Notably, this marks the first occasion in which a private conservation organisation has been entrusted with the responsibility of managing a critically endangered species in collaboration with DES and the Queensland Government. This accord further extends the partnership initially established in 2021 between AWC and DES, focusing on joint research and management initiatives for the refuge's wombats.
Australian Wildlife Conservancy Plans For The Nothern Hairy-Nosed Wombat
Within this historic agreement, AWC will not only maintain but also enhance DES' existing programme at the refuge by assuming additional research and management responsibilities. This includes AWC's recent collaboration with The Wombat Foundation, employing ground-penetrating radar technology to comprehensively map and understand the wombat's burrowing system. Insights gleaned from this study are anticipated to guide the design of 'starter' burrows for future translocations of the species. AWC's initiatives also encompass conducting a population census and genetic management efforts at RUNR to formulate a comprehensive genetic management plan.
AWC is committed to the continuation of the refuge's comprehensive threat management program, focusing on safeguarding the wombats and their habitat. This programme encompasses fire and weed management, as well as feral predator and herbivore management. Maintenance efforts will ensure the continued integrity of the site's wild dog and fox exclusion fence.
Fun Facts About The Northern Hairy-Nosed Wombat
- Distinctive Appearance - These wombats are recognized by their broad noses, pointed ears, soft grayish fur, and faint black eye patches. Their appearance sets them apart from the more common Southern Hairy-Nosed Wombat.
- Burrowing Masters - Northern Hairy-Nosed Wombats are expert burrowers and spend most of their lives underground. Their burrows help them stay cool during hot Australian summers and provide protection from predators.
- Slow Reproduction - These wombats have a low reproductive rate, with females giving birth to only one joey every two to three years. This contributes to their vulnerable status.
- Habitat and Diet - They primarily inhabit open eucalypt woodlands in Australia and feed on grasses and sedges. The decline in their numbers has been associated with the loss of their preferred habitat due to grazing and competition with livestock and rabbits.
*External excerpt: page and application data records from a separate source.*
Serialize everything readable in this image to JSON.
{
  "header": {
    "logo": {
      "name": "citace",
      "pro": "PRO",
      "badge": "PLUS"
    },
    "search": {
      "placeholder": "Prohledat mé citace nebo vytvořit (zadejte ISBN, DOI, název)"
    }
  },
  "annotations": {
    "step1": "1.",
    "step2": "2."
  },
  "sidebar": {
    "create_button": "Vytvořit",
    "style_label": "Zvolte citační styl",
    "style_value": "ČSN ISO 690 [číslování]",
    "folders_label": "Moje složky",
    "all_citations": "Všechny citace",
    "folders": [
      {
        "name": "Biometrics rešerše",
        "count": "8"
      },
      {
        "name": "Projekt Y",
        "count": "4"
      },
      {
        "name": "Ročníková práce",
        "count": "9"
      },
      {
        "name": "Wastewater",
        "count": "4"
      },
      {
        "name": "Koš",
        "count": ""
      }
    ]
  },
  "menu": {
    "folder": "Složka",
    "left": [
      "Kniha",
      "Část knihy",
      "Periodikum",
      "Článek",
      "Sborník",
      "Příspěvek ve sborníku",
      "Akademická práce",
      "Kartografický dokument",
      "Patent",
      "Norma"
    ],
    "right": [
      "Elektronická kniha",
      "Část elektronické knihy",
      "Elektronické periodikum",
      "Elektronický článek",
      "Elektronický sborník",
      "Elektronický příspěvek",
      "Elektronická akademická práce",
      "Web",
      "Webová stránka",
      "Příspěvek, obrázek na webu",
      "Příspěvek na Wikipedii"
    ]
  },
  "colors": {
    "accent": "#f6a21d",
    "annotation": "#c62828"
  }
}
We’re absolutely thrilled that continued monitoring and protection efforts are in place for the Hairy-Nosed Wombat. These agreements, provide hope for the survival of this unique species and we can’t wait to see them walking around for many years to come!